J.K. Rowling, author of the books, outed him in October. Apparently, in the script for the next movie, there was a reference to a woman from his past and Rowling couldn't let it slide. How cool is that? Seriously. No mention of is ever made of any of the intimate relationship the adults in the book may – or may not - have so no one would have known if she had let it slide. But she didn't. Instead, she slipped a note to the director explaining the situation and then went public.
So what's the big deal? He's a fictional character. Why am I so pleased? First, as a writer, I appreciate and respect Rowling standing by her character. Again, since Dumbledore's relationships are never mentioned, it wouldn't have been noticed. Except that characters become real people t those of us who write them. For her, allowing Dumbledore to be a straight man when she knew he wasn't probably would have felt like a betrayal of him. I know it would feel that way t me if he were one of my characters. It wouldn't matter if anyone else knew the truth. I would know. And in some weird writer way, my character would know I had betrayed him (most writers are notoriously eccentric people, I admit it.)
Second, if characters are written well – and Rowling's most definitely are – they become real to the readers. Millions of people, children and adults, know, love and are devoted to Dumbledore. His humor, wisdom and strength have touched and guided many. And now...he's gay, too.
Third, I'm pleased because we didn't know.

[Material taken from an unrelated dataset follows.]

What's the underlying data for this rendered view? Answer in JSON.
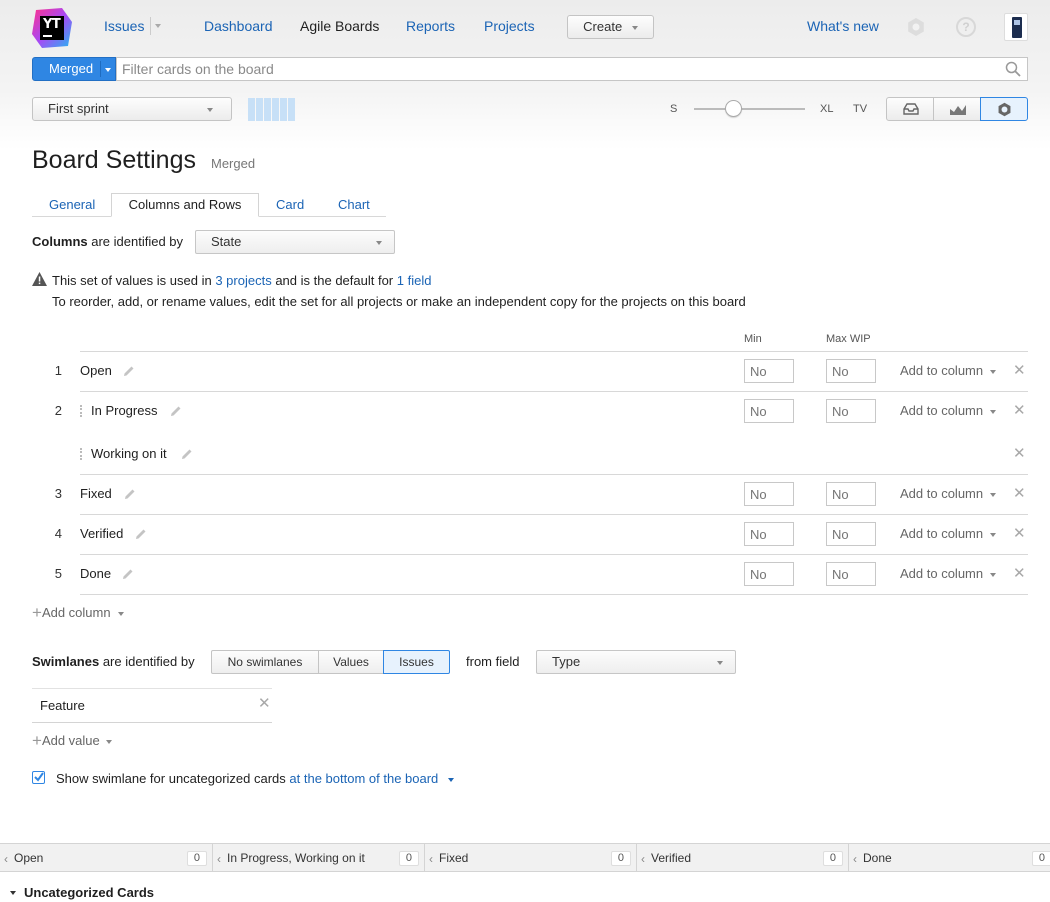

And it's not because Rowling was hiding it or keeping him in the closet. It just hadn't come up. We didn't know about any of the adults' personal lives so why should we know this about him? It would have been easy for Rowling to make him The Gay Character but it would have done him a disservice. It's similar to calling James Earl Jones or Denzel Washington great black actors. Folks, those men are great actors. Period. And Dumbledore is a great character. Period.
Think I'm giving fictional characters too much credit? Think again. Mulan, Jasmine and Pocahontas were all heralded when Disney put out their respective movies because they gave non-white girls role models. Superman, Batman and Spiderman have been used to teach morals for generations. And I've read about a teacher in the mid-west who changed his teaching style in order to reflect a fictional character's teaching style – Albus Dumbledore's to be exact.
So now we have a great character. One who already touches many people. One whom many people already try to emulate. One whom parents would trust with their children and children could trust with their innocence. One who is well-respected, admired and loved – and oh yeah, he's gay, too. How cool is that? Seriously. For this, I don't mind putting off a holiday article. Not at all.
Until next month, Poppets, take care of you.